→ **Task directions**
Below are the records; tally the lines in them that include the word "reacted" and reply with the number alone.

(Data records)
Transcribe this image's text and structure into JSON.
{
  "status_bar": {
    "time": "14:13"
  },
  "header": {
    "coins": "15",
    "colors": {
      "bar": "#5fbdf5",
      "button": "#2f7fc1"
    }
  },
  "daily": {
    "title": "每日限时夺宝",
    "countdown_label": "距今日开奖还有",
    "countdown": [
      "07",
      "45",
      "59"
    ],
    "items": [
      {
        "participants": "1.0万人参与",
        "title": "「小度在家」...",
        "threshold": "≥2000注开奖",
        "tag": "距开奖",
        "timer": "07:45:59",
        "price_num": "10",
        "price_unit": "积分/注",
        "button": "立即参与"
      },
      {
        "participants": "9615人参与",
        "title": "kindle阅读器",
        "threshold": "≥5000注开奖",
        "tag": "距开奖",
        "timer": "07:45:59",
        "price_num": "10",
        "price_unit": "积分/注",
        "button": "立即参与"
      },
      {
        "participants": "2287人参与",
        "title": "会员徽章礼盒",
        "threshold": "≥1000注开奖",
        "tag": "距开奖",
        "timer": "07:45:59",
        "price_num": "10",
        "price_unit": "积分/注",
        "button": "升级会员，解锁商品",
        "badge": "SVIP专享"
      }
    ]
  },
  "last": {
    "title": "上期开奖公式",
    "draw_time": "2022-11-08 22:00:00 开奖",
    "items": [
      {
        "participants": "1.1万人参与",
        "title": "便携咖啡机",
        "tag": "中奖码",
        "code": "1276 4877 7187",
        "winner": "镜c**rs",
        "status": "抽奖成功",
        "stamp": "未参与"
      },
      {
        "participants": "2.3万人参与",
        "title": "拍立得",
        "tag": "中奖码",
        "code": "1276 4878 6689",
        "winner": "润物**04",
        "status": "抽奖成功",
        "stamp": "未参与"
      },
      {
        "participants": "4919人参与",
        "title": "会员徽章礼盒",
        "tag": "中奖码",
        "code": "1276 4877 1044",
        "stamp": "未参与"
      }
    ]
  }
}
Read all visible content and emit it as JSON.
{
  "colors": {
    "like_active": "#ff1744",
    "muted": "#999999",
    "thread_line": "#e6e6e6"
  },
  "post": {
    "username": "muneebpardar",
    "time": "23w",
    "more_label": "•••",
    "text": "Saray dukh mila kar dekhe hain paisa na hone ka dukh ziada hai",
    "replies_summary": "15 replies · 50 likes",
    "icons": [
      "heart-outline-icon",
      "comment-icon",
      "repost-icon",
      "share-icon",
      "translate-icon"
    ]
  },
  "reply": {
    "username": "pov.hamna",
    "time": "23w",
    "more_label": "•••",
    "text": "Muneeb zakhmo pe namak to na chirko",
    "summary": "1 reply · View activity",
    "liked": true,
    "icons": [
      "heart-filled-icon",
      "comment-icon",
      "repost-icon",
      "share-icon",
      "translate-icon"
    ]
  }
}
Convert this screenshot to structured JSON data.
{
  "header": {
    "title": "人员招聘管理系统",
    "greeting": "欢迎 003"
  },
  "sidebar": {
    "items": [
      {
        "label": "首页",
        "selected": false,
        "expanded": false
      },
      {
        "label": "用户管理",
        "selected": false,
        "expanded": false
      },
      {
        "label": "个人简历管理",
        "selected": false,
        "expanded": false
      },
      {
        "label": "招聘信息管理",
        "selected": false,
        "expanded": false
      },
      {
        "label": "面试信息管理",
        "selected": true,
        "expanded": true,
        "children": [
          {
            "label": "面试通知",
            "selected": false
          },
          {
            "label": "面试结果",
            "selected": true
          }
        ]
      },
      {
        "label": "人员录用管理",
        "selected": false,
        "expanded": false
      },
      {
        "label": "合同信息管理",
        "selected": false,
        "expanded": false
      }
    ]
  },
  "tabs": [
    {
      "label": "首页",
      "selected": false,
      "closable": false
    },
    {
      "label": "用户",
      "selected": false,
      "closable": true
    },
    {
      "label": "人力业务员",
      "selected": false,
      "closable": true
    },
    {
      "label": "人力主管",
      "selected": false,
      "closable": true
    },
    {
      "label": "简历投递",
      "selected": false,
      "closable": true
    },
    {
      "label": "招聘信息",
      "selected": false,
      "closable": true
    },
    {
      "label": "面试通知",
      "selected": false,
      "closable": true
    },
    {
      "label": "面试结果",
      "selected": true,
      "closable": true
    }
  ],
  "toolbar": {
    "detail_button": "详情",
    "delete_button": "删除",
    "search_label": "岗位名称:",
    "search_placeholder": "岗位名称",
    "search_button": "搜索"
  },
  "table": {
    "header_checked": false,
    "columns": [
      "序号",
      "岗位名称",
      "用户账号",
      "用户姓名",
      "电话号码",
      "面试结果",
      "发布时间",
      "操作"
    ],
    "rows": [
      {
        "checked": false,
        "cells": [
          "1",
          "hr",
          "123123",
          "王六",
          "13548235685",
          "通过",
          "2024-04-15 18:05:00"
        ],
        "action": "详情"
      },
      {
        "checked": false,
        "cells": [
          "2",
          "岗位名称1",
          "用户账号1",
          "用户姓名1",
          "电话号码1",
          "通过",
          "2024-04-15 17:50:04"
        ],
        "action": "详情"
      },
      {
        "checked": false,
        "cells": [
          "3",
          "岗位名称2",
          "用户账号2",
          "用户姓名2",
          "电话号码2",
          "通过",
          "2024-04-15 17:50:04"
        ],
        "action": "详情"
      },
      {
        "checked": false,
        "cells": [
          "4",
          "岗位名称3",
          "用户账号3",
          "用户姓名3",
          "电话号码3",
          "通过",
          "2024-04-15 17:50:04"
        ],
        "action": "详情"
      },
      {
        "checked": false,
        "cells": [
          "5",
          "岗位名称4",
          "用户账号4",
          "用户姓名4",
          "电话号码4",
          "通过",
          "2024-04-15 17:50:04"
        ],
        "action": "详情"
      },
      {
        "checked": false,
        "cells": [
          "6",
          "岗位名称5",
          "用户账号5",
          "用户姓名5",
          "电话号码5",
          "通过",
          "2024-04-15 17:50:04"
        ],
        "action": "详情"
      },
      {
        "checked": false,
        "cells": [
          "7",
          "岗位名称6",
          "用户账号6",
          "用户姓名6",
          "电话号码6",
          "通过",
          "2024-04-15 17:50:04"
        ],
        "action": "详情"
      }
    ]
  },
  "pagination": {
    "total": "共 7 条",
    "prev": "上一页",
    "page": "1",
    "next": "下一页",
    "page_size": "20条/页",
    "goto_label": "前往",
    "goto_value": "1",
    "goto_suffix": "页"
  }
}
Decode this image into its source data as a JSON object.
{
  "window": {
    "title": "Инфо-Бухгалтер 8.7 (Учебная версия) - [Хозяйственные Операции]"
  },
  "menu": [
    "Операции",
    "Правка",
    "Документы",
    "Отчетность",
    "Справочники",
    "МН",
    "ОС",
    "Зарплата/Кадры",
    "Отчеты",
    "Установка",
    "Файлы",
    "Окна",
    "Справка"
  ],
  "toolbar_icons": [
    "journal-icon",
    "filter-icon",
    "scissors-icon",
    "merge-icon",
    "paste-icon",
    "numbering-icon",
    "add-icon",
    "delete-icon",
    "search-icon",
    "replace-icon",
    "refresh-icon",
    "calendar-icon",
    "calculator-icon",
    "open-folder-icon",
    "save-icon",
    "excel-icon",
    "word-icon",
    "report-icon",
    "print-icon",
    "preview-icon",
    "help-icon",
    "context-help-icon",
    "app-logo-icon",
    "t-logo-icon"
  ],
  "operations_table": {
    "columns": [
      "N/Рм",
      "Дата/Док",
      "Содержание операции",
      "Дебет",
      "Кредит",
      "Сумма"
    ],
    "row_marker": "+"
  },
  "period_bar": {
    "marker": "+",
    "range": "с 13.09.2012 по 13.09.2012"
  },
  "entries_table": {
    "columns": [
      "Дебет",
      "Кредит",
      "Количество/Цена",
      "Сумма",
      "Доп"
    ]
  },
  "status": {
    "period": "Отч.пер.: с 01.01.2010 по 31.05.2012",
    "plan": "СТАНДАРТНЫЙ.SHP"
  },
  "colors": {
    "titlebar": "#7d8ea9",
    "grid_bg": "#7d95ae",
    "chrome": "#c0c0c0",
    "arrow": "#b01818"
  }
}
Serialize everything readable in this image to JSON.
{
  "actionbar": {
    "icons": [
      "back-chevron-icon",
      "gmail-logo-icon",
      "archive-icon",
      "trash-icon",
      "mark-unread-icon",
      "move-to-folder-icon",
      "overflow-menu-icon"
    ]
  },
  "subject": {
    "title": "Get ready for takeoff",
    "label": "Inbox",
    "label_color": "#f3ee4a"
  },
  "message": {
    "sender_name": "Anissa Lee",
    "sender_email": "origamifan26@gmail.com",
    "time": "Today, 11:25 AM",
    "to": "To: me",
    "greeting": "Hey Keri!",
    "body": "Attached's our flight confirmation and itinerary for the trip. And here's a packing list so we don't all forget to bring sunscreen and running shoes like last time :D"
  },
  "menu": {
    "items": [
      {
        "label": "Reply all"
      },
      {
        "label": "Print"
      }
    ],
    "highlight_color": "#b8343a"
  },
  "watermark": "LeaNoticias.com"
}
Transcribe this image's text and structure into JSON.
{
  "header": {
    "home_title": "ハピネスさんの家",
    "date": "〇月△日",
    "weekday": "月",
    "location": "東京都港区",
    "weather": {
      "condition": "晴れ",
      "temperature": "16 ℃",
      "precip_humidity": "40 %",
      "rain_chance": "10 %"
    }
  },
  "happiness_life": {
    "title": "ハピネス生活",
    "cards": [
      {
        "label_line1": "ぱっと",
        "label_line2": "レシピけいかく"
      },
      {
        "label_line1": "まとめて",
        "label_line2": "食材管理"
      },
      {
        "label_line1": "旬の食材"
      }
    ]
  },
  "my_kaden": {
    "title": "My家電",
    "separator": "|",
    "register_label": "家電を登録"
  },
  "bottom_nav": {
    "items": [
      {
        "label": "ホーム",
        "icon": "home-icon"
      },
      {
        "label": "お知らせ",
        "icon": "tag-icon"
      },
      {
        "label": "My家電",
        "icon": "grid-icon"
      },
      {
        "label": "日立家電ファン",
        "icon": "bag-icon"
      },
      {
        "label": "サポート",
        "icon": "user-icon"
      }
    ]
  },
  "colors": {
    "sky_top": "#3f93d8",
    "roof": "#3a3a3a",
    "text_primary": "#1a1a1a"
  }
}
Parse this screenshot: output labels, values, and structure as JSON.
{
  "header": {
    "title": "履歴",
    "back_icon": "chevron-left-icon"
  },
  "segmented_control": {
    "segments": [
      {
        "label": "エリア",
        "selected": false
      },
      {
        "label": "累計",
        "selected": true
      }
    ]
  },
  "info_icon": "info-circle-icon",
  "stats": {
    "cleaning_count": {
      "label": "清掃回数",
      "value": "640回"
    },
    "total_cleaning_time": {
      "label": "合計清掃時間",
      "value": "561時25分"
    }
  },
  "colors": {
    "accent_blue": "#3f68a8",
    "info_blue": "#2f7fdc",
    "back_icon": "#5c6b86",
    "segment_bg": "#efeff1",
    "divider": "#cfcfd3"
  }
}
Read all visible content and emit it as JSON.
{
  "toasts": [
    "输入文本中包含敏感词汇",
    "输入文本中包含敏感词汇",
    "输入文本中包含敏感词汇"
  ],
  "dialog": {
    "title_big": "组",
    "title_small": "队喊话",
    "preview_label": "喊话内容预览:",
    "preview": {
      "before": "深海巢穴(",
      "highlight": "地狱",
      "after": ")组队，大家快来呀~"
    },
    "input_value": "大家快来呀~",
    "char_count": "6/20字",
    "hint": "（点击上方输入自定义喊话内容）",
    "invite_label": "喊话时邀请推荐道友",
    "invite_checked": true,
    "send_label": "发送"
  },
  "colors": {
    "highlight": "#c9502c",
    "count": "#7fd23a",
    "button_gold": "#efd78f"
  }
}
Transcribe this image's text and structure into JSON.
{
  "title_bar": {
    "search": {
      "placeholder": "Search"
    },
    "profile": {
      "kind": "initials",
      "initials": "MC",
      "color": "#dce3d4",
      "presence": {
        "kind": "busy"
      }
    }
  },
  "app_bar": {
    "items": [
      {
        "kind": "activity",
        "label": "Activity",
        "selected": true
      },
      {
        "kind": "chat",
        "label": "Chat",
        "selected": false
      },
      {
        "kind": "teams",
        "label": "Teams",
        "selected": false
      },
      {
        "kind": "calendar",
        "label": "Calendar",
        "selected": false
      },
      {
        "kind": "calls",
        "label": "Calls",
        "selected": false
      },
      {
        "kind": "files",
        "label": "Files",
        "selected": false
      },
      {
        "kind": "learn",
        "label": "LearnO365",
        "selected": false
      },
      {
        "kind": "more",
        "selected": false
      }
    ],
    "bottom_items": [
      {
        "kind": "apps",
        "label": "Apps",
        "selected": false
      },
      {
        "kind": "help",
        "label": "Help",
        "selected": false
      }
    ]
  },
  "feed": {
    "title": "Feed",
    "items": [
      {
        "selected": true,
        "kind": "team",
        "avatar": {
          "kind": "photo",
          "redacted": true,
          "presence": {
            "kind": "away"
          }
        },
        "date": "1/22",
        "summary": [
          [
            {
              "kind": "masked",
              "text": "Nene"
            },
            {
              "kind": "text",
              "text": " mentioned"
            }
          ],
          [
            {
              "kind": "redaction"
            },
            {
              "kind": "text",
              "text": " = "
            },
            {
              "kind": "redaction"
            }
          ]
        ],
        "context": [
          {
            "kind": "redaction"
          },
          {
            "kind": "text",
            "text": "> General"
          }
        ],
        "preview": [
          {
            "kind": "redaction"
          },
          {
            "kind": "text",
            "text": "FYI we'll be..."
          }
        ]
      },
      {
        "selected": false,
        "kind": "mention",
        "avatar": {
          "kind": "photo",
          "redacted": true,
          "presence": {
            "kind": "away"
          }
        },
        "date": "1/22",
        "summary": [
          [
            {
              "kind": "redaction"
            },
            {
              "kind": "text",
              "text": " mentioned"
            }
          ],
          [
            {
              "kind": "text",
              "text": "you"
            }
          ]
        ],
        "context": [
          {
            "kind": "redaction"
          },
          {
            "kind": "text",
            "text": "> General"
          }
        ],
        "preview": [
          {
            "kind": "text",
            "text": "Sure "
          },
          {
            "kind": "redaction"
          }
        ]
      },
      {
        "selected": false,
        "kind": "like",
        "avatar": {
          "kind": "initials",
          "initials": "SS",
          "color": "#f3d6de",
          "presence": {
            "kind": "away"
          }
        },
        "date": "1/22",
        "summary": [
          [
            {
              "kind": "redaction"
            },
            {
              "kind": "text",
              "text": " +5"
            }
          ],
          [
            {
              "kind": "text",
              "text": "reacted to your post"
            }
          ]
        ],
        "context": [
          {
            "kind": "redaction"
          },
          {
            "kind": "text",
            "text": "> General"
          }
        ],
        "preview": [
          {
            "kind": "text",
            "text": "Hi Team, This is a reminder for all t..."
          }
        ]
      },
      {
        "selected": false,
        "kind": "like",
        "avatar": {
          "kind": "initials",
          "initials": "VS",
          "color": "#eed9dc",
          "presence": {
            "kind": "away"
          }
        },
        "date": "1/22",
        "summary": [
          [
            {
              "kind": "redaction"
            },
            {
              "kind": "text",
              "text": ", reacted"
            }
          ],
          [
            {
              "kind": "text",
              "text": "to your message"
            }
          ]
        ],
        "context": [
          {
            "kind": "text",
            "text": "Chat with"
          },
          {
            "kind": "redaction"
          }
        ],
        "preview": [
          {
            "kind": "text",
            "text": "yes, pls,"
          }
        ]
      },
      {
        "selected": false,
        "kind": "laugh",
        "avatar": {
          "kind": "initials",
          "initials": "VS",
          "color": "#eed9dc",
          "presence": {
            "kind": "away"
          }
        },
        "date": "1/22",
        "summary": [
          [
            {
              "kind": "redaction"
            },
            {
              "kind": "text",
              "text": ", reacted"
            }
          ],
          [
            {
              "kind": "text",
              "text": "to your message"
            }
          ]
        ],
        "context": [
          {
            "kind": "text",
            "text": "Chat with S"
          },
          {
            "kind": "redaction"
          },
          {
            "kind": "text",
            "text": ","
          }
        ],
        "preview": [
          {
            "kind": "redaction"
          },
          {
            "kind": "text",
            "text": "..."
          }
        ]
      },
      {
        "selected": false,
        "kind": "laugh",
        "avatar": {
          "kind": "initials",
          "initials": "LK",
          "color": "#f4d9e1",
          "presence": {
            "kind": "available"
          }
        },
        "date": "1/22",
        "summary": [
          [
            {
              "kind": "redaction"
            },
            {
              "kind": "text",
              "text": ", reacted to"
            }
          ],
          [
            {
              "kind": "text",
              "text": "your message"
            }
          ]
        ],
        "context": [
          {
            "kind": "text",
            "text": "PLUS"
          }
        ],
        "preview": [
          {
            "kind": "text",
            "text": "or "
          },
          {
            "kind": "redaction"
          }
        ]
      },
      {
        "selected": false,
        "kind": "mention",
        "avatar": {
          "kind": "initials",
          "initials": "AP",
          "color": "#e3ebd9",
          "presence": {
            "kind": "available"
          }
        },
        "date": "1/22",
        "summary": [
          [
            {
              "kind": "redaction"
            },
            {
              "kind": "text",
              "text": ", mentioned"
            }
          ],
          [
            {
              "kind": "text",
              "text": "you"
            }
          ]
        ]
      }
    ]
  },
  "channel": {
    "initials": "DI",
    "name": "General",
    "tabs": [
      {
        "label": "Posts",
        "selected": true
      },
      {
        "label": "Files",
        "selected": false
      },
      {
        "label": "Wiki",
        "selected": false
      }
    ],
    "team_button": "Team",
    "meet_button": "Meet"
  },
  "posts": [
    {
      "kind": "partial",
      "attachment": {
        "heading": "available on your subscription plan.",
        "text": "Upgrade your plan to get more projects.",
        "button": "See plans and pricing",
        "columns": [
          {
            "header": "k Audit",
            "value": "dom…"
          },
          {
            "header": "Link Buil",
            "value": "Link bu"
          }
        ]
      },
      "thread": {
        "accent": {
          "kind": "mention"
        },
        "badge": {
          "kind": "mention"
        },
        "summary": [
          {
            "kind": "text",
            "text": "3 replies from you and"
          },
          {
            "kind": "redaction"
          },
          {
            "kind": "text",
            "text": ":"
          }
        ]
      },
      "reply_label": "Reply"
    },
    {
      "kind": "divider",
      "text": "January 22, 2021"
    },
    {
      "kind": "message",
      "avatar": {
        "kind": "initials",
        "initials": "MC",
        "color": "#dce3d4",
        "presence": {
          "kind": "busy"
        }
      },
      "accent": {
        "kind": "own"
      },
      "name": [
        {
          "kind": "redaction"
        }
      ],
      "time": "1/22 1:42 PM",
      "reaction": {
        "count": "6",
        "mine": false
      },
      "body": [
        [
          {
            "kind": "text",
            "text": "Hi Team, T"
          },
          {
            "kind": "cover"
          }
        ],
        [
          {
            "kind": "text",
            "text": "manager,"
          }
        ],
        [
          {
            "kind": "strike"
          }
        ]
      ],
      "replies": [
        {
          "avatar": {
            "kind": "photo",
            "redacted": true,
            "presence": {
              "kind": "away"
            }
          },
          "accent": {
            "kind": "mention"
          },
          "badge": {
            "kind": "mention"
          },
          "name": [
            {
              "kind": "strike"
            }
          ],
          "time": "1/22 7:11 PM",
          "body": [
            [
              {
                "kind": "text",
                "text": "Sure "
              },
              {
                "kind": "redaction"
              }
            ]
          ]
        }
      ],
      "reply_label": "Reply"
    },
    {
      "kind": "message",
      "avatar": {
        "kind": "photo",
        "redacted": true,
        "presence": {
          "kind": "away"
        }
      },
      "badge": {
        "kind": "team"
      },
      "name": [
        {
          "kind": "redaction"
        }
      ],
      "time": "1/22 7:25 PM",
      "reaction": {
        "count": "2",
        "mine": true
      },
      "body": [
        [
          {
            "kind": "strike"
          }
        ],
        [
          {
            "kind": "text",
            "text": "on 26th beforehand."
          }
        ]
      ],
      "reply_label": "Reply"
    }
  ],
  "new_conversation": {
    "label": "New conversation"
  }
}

→ **Final answer**
4